■ Exercise:
Pull every line containing "this" from the entries.

.....

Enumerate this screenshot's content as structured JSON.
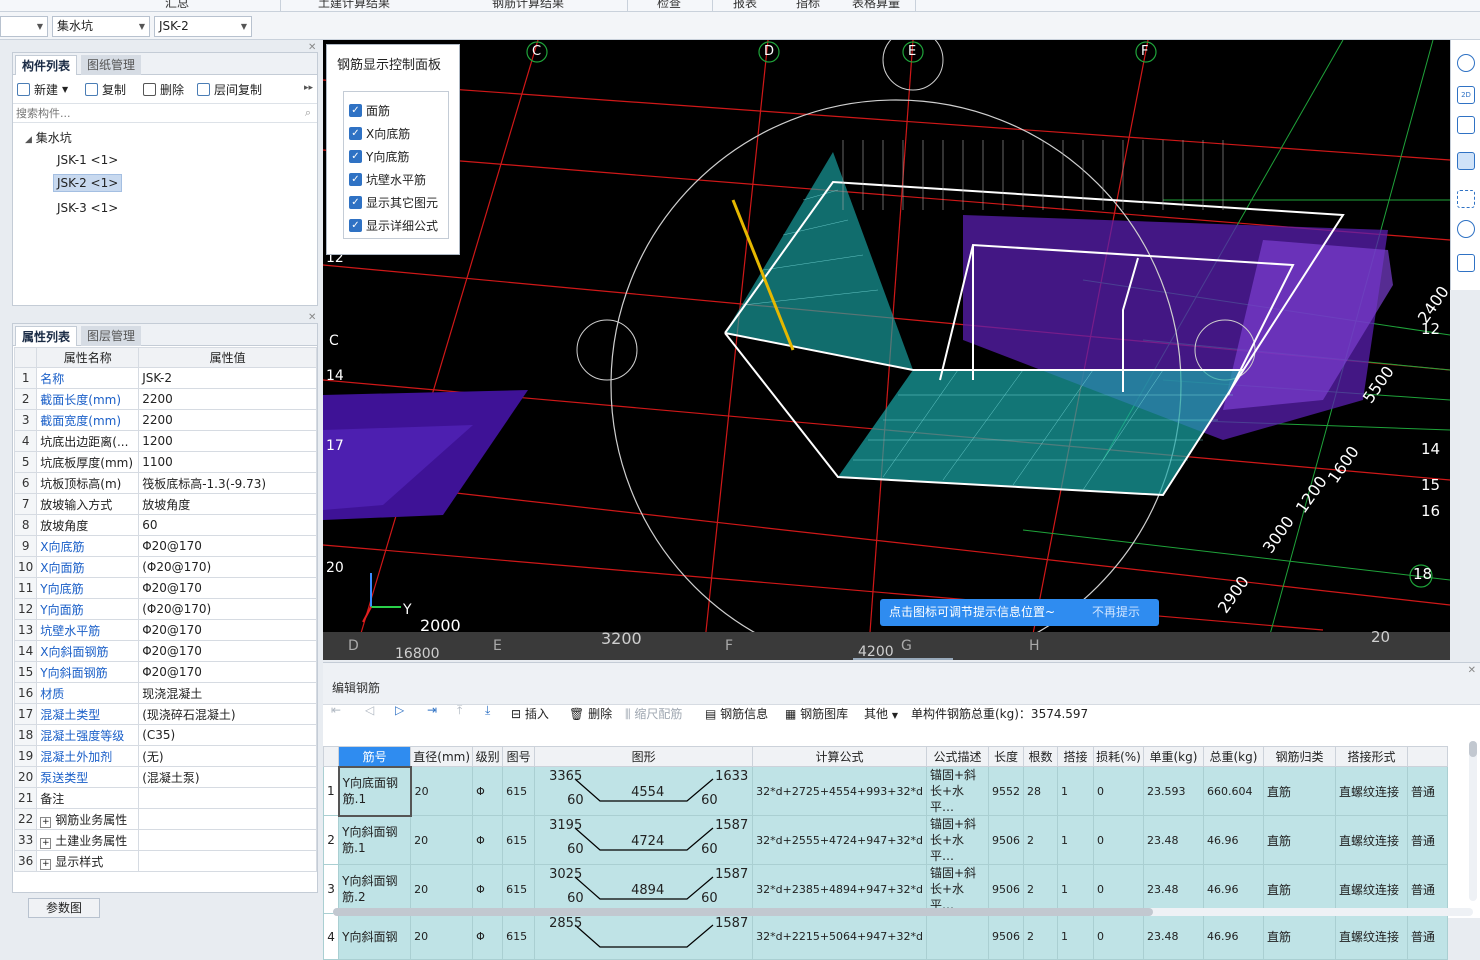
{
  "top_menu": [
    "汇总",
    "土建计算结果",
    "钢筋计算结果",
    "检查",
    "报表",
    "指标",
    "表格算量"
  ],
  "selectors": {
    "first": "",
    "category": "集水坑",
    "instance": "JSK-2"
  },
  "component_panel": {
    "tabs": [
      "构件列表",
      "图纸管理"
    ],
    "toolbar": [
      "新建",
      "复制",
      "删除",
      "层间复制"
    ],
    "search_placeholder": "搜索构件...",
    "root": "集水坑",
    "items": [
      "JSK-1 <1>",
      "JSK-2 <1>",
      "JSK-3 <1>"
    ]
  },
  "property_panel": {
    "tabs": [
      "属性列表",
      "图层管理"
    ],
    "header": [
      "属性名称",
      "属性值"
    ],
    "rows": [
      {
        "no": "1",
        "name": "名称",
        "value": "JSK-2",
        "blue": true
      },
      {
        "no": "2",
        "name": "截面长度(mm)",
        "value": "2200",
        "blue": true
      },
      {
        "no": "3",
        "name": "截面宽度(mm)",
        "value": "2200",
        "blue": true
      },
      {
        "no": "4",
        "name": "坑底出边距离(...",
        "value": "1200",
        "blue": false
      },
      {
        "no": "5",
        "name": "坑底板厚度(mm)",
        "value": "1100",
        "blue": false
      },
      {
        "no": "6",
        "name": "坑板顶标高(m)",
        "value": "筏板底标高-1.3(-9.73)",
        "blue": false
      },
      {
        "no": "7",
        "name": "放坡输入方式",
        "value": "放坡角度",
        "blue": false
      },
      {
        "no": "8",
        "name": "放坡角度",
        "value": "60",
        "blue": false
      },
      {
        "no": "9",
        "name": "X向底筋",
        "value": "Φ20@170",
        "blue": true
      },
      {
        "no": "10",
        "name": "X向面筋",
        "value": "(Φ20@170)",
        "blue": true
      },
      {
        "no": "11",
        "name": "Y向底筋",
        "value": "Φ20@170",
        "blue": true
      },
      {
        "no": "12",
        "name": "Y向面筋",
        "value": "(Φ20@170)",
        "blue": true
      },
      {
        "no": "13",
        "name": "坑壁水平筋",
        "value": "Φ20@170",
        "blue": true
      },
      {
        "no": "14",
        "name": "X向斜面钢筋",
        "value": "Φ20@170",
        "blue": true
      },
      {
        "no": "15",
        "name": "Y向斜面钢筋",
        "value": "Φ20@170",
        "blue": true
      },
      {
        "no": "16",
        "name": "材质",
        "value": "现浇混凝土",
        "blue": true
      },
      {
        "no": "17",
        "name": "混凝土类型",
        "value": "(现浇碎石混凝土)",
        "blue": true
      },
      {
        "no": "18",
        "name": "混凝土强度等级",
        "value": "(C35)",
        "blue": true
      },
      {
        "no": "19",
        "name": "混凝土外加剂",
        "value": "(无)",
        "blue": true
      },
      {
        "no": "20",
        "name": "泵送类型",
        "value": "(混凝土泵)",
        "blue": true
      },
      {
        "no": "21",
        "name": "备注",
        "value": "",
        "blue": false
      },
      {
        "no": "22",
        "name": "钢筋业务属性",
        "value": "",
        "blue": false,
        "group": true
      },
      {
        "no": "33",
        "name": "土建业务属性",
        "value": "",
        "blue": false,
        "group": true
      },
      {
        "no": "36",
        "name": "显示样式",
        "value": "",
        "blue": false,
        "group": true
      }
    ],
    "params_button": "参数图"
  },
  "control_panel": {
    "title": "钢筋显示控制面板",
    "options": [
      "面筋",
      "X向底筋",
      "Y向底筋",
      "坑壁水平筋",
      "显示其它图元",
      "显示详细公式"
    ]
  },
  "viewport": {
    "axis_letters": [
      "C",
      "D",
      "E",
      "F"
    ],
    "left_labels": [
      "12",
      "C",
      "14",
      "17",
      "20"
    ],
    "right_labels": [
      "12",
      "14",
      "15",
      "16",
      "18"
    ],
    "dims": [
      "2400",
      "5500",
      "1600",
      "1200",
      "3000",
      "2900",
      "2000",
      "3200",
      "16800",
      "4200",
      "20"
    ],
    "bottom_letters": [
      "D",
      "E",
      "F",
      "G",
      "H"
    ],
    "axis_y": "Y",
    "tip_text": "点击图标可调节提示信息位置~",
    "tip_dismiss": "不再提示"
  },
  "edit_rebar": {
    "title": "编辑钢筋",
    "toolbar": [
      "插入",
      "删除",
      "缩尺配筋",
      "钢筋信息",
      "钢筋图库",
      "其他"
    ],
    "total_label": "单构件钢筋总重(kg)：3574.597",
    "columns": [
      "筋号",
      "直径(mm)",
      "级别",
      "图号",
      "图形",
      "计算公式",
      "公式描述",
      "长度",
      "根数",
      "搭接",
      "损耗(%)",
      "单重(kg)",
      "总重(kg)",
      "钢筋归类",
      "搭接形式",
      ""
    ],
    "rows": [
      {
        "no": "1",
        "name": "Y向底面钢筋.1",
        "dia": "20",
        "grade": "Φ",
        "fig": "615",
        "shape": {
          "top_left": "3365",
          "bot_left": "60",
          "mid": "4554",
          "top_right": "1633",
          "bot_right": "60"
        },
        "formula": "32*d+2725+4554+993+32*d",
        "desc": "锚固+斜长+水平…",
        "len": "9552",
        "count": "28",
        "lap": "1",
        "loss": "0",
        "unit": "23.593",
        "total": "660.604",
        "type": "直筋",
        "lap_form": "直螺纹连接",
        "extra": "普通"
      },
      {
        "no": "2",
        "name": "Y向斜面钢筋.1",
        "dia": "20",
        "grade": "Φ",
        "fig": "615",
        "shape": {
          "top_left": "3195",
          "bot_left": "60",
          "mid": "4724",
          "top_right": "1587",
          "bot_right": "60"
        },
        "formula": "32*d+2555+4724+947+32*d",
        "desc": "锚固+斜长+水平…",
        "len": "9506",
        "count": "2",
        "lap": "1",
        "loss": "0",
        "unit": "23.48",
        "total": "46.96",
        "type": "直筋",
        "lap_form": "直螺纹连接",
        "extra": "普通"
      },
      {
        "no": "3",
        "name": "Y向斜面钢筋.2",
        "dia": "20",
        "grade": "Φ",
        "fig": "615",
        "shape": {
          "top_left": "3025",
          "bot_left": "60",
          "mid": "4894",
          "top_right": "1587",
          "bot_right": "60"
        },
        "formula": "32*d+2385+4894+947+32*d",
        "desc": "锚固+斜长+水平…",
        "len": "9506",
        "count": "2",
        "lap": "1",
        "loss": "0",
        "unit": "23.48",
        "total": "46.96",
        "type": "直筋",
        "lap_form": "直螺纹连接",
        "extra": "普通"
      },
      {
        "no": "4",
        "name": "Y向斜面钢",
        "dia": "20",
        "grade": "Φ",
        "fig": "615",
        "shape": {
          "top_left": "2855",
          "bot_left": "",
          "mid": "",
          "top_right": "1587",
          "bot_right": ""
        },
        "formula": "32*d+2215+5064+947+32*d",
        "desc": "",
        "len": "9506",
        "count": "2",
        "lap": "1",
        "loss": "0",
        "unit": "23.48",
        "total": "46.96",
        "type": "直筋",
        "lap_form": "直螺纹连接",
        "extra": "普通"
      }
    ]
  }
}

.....

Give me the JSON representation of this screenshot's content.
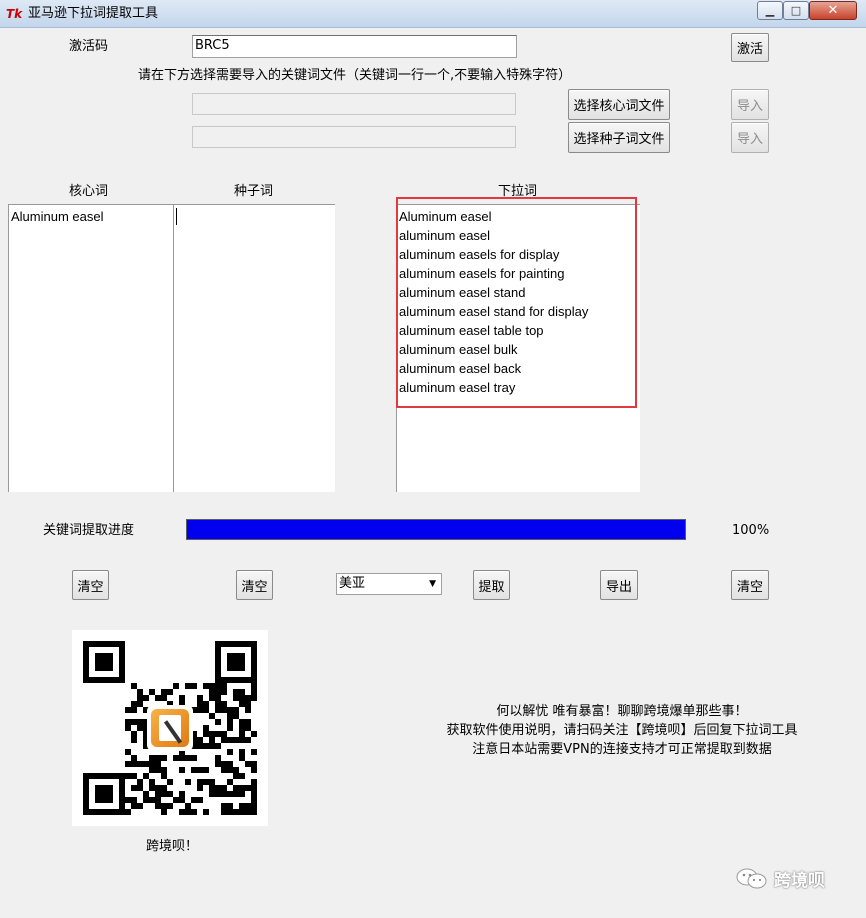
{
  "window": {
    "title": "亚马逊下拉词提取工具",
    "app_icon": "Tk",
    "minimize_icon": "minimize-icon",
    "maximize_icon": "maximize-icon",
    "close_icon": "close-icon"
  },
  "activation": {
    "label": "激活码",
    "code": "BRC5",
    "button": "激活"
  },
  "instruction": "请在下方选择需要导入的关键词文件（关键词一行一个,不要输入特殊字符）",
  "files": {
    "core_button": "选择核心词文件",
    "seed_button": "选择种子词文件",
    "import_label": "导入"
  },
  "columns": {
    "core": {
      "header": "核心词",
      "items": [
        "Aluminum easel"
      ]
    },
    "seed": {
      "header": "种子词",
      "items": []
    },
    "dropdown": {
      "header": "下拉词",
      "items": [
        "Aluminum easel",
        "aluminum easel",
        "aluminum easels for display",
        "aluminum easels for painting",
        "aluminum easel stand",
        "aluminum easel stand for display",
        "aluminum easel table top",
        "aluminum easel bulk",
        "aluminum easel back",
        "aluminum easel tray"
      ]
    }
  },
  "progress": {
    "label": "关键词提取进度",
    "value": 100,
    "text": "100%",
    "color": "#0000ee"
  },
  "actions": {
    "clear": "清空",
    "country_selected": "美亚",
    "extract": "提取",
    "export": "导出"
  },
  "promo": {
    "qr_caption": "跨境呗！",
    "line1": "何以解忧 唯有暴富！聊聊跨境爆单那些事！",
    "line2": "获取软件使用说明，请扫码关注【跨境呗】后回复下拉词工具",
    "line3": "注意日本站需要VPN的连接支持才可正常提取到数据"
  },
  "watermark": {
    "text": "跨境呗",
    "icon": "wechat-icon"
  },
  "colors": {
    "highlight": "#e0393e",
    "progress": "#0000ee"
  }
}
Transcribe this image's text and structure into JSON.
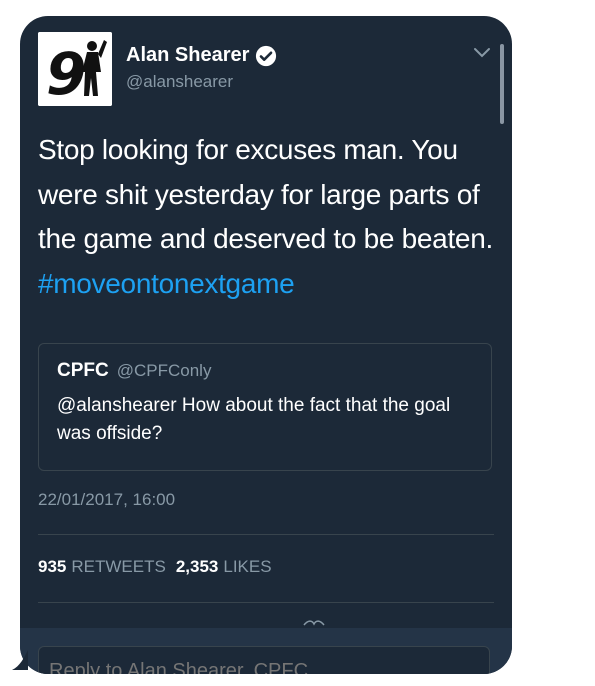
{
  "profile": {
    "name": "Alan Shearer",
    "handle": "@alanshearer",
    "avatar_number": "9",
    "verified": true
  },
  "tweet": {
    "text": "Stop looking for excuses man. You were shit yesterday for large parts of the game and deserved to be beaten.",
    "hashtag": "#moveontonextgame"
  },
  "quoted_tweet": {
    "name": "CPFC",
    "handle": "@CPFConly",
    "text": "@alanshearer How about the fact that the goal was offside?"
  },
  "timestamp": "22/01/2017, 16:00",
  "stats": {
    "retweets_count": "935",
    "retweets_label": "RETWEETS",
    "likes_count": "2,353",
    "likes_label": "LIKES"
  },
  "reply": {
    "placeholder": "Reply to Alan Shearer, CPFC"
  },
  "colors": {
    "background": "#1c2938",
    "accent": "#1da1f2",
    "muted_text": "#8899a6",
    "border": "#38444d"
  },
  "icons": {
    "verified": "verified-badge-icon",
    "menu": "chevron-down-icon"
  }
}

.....

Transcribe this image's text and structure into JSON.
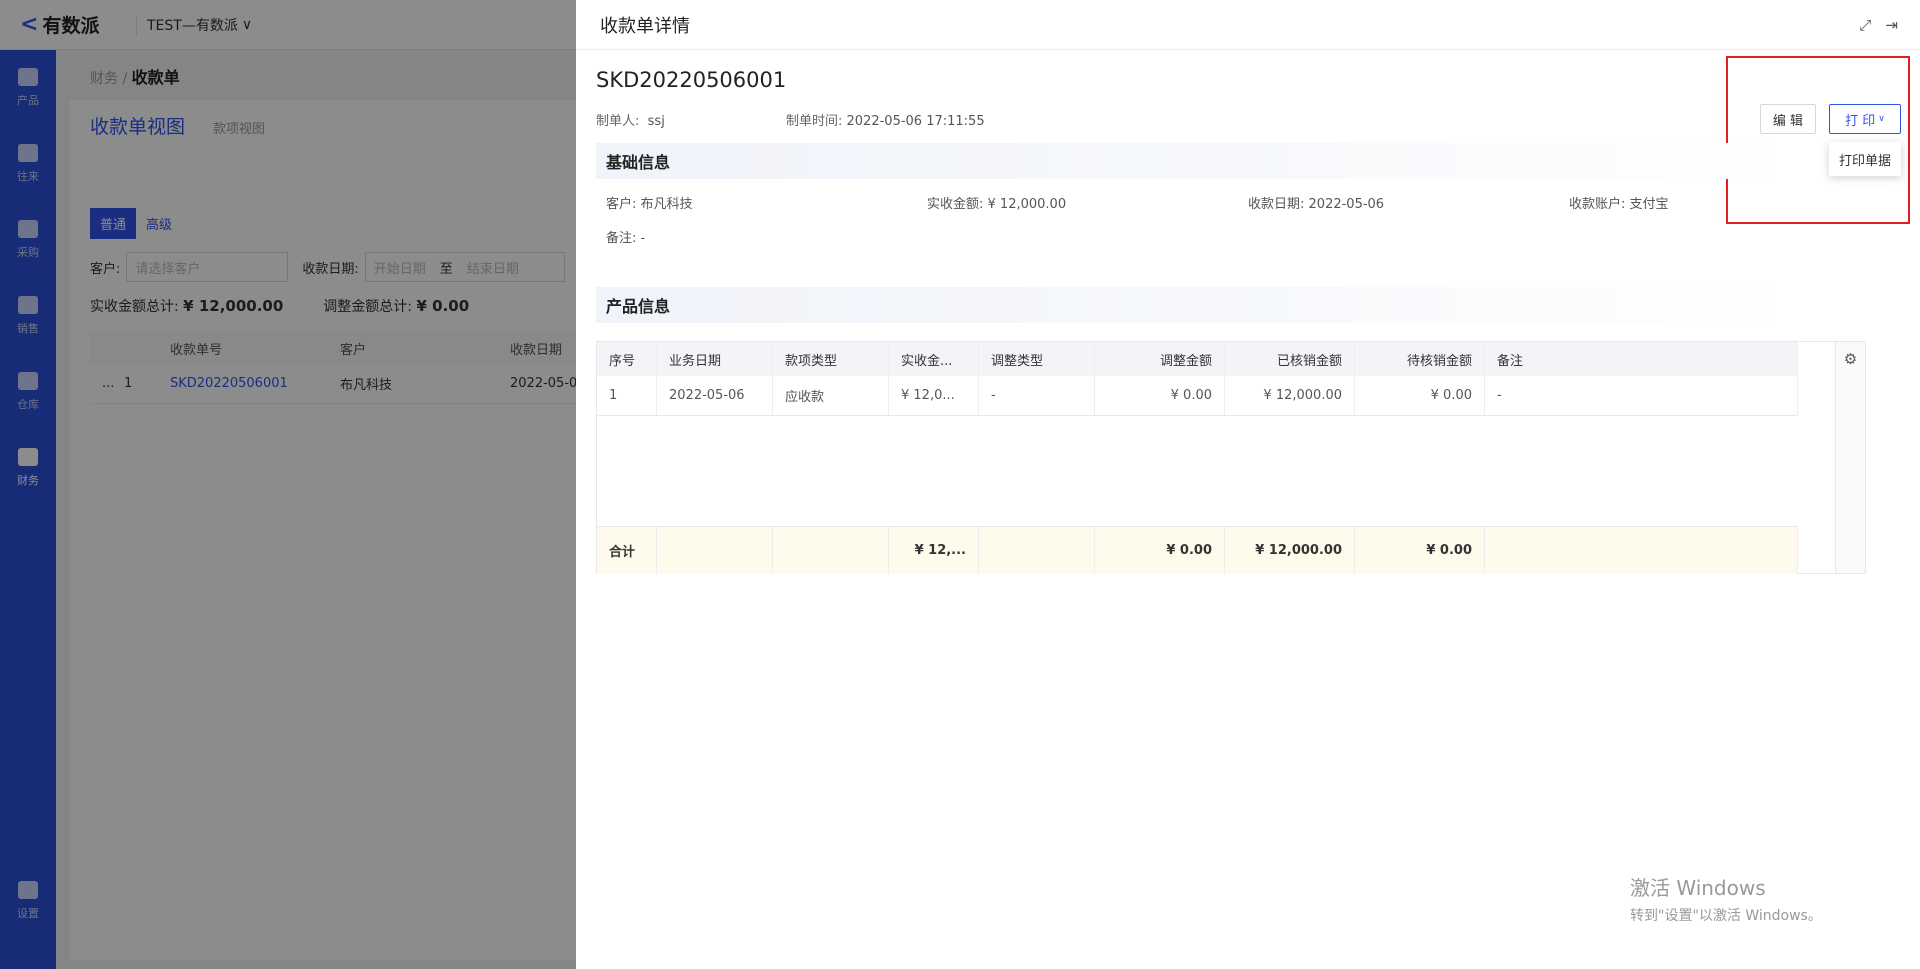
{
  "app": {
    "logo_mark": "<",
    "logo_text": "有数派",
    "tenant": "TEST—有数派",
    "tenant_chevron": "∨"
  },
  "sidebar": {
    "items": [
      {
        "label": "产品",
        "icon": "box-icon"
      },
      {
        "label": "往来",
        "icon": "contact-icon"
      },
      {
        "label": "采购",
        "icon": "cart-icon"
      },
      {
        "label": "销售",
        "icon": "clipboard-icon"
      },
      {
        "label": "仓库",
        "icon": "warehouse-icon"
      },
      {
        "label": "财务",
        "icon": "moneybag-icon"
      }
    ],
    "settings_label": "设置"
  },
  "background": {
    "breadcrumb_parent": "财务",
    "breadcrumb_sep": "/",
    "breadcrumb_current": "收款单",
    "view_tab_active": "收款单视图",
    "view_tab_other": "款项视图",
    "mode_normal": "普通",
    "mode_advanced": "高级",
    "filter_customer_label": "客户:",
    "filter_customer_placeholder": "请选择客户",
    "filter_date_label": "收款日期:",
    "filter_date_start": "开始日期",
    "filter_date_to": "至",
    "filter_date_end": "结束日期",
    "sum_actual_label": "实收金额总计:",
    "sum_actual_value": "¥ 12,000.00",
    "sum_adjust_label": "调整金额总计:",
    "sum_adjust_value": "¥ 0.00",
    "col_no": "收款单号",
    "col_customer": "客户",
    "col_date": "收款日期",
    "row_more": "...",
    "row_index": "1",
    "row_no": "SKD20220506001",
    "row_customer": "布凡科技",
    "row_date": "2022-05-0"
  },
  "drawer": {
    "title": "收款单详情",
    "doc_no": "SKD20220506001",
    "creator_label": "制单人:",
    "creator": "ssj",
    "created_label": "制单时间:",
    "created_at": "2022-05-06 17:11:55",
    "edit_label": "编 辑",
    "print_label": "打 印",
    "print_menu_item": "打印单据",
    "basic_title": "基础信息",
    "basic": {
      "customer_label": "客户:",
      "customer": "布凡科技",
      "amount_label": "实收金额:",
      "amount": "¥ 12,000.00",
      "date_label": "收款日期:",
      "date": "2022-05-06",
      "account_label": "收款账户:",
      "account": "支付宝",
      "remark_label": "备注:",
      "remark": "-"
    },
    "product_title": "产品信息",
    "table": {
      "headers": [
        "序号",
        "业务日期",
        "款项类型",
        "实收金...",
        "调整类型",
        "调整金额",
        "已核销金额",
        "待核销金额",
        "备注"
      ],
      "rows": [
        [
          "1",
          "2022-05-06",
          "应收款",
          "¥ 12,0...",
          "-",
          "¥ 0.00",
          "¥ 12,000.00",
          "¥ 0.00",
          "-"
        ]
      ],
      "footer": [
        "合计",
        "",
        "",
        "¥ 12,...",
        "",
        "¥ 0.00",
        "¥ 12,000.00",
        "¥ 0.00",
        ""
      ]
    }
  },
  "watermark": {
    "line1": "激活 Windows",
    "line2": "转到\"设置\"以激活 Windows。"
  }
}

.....

■ Solved exercise:
Enumerate this screenshot's content as structured JSON.
Give me the JSON representation of this screenshot's content.
Transcribe this image's text and structure into JSON.
Transcribe this image's text and structure into JSON.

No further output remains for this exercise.